__Data for processing__.
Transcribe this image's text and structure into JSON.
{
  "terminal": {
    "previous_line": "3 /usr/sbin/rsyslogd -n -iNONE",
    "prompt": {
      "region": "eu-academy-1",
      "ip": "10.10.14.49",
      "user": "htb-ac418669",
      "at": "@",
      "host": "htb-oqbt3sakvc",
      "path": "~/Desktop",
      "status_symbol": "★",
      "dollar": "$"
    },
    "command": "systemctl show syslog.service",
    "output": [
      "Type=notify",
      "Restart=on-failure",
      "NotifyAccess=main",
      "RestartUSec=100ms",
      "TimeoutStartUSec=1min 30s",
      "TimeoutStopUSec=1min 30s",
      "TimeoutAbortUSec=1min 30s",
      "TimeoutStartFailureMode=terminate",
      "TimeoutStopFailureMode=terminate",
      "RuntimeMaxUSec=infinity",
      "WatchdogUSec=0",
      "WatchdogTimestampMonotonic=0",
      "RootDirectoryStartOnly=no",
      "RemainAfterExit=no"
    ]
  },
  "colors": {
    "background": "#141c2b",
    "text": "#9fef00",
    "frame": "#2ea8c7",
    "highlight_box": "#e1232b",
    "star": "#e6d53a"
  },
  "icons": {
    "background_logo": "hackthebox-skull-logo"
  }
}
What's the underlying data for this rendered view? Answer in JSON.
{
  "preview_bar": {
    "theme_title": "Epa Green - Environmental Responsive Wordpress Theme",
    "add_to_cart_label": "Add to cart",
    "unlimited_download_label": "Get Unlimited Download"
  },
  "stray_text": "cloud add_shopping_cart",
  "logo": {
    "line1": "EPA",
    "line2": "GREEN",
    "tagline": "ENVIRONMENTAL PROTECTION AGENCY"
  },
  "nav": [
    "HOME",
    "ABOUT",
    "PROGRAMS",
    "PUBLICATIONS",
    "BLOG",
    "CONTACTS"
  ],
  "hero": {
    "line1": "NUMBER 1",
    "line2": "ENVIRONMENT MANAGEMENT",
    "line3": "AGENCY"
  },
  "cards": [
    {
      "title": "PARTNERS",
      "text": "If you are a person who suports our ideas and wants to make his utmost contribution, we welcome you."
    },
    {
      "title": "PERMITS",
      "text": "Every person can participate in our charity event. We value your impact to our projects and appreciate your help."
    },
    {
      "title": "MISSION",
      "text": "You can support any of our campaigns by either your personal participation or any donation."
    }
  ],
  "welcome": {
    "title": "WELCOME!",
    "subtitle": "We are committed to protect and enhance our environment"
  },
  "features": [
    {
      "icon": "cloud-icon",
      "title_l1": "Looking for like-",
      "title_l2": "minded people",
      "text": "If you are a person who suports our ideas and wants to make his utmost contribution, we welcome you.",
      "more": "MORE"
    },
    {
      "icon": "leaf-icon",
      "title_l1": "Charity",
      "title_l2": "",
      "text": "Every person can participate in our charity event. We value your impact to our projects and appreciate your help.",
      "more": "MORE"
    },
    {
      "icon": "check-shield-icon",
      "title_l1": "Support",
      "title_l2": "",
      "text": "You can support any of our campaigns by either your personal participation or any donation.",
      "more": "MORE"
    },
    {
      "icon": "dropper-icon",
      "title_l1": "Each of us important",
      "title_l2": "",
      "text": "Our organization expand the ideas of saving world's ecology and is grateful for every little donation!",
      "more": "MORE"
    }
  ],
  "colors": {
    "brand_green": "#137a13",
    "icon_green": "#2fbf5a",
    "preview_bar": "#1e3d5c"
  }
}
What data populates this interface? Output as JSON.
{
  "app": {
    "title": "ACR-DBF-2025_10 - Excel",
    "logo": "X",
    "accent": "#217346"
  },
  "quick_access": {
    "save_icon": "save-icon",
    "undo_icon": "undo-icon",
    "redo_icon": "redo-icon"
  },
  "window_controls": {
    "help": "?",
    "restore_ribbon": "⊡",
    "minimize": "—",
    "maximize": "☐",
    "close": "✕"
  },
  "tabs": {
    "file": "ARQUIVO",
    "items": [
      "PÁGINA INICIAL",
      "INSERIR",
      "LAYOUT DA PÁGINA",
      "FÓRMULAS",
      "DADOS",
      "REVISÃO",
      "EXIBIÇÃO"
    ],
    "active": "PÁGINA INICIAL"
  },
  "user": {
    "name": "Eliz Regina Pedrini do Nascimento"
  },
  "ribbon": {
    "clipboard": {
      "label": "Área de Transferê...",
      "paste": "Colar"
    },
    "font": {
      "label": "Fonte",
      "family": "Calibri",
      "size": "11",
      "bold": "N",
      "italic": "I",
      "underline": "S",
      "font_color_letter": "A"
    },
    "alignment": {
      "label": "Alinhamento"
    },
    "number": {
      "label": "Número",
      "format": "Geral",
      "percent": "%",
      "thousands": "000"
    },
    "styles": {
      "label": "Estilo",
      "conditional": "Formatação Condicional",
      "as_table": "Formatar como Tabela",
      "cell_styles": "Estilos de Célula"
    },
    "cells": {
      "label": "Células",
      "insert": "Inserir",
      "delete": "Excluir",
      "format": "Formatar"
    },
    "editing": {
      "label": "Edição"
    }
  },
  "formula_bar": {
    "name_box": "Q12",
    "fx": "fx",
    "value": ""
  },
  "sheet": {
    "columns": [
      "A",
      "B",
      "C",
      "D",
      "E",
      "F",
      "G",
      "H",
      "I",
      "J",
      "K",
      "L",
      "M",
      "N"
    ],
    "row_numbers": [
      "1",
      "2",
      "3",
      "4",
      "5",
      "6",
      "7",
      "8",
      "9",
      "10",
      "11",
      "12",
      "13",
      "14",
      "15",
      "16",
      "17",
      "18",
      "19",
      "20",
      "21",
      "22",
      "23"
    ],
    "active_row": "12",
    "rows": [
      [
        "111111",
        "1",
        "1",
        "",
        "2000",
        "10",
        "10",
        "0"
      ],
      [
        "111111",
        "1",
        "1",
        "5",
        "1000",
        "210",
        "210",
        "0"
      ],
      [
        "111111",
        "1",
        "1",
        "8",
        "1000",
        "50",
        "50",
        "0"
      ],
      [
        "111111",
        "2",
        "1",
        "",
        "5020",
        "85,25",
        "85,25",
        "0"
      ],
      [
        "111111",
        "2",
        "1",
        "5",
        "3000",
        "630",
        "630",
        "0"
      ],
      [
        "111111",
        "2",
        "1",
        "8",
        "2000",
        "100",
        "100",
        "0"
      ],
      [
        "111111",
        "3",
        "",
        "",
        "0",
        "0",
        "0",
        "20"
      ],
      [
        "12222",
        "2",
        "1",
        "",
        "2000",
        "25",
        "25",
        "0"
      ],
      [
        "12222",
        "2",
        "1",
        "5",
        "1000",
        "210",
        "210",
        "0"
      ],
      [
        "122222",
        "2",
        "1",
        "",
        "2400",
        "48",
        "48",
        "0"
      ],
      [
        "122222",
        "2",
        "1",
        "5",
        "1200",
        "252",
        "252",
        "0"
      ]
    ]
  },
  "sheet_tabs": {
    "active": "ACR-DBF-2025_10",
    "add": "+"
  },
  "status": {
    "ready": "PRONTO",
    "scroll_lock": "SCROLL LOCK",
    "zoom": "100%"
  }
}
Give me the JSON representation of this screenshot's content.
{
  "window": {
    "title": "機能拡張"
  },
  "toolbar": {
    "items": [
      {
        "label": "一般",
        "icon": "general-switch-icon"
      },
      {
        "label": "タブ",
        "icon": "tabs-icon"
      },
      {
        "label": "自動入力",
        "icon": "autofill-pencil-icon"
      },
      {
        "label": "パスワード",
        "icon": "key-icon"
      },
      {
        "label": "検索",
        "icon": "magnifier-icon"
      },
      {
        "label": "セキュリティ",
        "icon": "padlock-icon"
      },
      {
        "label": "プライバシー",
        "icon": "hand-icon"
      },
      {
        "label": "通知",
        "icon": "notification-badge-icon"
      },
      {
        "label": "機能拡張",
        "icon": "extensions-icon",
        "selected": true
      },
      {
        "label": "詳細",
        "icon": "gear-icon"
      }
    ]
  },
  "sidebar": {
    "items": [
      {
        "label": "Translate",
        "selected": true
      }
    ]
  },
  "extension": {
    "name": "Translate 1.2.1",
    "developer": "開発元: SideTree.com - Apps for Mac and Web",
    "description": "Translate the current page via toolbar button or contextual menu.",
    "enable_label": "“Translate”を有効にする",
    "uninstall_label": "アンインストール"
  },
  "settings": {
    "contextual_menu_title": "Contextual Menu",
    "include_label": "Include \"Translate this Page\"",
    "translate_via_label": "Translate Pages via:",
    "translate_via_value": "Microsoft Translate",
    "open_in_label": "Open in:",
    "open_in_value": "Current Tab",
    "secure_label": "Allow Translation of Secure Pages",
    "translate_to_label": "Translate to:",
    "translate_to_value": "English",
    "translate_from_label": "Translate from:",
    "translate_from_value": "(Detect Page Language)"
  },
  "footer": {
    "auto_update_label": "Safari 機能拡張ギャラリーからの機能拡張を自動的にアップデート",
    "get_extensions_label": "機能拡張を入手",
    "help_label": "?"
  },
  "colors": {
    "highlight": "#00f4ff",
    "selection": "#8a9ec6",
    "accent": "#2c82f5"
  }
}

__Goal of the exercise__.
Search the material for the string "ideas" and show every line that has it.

__Solution for this task__.
      "text": "If you are a person who suports our ideas and wants to make his utmost contribution, we welcome you."
      "text": "If you are a person who suports our ideas and wants to make his utmost contribution, we welcome you.",
      "text": "Our organization expand the ideas of saving world's ecology and is grateful for every little donation!",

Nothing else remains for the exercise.